*** Supplied data ***
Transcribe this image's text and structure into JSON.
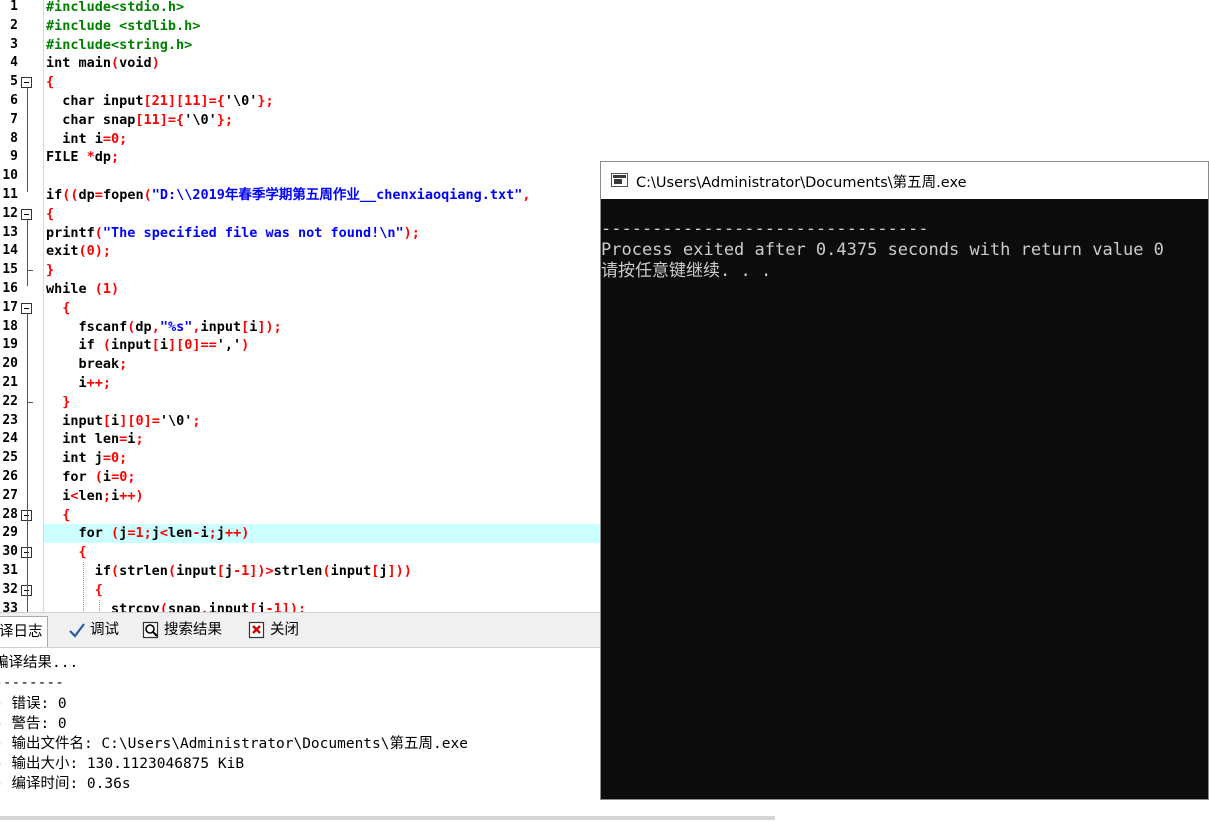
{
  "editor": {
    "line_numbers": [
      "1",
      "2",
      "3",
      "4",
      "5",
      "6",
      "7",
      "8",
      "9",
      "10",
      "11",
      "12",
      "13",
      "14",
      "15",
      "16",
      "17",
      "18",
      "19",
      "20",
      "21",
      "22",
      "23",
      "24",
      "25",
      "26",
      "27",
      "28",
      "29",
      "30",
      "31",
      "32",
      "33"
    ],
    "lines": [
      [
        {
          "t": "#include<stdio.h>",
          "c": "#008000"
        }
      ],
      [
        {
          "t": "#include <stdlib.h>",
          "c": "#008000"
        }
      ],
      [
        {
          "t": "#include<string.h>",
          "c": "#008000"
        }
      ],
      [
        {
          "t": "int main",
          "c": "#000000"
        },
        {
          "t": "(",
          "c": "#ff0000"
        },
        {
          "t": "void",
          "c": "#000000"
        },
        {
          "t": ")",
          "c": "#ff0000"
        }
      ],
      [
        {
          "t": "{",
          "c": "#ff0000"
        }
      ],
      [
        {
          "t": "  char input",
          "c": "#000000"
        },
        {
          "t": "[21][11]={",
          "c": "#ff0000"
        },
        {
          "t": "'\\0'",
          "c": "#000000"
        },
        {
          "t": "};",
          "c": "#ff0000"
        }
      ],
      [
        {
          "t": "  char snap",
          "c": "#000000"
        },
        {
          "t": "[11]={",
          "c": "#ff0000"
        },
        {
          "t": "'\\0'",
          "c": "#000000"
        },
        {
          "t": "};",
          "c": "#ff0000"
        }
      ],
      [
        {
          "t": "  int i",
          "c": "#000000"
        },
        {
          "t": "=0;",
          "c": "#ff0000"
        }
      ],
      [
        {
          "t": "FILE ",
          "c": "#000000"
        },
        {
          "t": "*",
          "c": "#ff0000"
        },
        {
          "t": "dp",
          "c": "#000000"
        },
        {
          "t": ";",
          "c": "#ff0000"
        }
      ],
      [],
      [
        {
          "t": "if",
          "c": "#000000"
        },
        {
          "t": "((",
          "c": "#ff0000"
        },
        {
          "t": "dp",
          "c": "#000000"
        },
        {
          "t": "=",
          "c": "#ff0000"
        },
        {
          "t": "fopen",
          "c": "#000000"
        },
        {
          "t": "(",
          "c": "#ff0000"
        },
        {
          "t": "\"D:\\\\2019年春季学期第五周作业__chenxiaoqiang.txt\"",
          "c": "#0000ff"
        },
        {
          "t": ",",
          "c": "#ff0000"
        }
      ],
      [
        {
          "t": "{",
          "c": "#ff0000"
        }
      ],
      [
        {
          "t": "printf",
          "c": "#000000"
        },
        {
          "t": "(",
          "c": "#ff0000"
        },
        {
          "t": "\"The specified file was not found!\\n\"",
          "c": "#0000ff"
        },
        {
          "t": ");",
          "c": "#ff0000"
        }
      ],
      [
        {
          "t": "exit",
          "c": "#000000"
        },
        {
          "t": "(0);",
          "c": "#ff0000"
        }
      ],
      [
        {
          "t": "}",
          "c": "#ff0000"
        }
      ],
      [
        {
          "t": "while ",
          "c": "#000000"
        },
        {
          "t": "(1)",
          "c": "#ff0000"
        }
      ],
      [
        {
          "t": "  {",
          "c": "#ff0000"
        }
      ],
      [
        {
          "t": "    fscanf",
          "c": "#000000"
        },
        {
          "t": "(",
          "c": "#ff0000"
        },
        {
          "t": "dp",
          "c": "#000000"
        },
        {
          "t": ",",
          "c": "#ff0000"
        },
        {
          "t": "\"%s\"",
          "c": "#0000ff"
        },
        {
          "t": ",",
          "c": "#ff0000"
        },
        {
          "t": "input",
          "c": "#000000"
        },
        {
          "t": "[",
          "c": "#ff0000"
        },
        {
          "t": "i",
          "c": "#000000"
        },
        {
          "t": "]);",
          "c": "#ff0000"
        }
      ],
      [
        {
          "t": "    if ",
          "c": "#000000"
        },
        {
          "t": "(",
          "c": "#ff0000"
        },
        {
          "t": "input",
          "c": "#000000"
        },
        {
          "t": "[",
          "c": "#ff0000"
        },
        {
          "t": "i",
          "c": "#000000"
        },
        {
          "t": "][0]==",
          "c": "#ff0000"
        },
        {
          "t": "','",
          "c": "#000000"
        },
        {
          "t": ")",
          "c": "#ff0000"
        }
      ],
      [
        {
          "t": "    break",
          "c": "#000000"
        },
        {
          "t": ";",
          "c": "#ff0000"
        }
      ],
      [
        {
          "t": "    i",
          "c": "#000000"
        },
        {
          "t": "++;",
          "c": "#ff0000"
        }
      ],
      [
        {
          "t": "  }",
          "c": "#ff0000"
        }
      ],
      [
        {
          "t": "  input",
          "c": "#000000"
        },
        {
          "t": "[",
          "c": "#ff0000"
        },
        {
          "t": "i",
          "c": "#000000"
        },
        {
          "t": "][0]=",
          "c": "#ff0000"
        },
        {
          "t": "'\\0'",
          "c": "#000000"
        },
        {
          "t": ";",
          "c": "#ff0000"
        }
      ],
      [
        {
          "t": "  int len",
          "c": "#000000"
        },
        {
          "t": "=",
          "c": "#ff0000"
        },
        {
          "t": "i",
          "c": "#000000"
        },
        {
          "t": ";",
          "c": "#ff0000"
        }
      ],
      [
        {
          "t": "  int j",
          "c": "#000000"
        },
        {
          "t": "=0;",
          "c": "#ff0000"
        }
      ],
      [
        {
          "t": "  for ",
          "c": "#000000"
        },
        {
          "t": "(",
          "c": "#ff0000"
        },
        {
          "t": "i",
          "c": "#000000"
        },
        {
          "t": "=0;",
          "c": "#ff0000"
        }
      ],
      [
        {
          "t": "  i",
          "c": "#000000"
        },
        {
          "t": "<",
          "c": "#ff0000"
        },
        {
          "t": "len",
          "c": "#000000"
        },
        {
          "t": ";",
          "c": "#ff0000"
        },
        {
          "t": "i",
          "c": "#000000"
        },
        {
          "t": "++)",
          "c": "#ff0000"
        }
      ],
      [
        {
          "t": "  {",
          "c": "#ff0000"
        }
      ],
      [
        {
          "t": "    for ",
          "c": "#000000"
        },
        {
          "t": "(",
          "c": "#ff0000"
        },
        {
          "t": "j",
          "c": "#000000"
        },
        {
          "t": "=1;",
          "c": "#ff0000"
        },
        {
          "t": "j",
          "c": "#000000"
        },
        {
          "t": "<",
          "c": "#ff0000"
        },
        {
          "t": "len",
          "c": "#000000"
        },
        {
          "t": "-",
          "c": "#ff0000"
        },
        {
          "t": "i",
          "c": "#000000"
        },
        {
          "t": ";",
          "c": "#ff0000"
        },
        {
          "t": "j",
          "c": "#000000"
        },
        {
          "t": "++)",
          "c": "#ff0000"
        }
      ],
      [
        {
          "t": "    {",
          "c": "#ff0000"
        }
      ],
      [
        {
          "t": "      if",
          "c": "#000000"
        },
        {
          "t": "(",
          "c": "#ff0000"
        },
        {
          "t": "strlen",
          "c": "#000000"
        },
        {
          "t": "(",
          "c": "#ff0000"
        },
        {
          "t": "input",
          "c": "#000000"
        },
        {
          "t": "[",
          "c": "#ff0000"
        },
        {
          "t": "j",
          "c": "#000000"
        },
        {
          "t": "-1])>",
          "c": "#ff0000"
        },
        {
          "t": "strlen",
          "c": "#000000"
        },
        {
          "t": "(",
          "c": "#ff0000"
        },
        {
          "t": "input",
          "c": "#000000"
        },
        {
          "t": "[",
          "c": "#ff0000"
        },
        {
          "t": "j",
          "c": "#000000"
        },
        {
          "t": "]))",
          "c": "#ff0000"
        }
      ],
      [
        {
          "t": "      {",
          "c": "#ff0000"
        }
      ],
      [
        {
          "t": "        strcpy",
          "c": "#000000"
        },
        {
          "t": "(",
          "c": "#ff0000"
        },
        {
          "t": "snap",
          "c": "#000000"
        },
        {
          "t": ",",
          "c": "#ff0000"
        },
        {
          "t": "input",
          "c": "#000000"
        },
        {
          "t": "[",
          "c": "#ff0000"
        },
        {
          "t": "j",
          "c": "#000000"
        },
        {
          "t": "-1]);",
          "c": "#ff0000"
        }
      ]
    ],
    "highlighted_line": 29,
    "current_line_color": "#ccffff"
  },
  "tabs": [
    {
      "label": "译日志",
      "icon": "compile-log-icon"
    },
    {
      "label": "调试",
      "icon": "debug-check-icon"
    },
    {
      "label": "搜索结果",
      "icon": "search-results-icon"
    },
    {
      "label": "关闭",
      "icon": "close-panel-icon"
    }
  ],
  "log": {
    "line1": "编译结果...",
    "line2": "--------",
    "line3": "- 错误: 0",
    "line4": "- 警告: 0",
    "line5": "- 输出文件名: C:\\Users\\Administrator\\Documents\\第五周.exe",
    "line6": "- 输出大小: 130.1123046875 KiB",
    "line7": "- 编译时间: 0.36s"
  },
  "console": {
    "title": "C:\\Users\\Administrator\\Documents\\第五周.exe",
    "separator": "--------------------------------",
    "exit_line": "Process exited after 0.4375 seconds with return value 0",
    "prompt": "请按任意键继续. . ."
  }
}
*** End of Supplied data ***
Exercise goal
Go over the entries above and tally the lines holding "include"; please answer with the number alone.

Answer for this exercise
3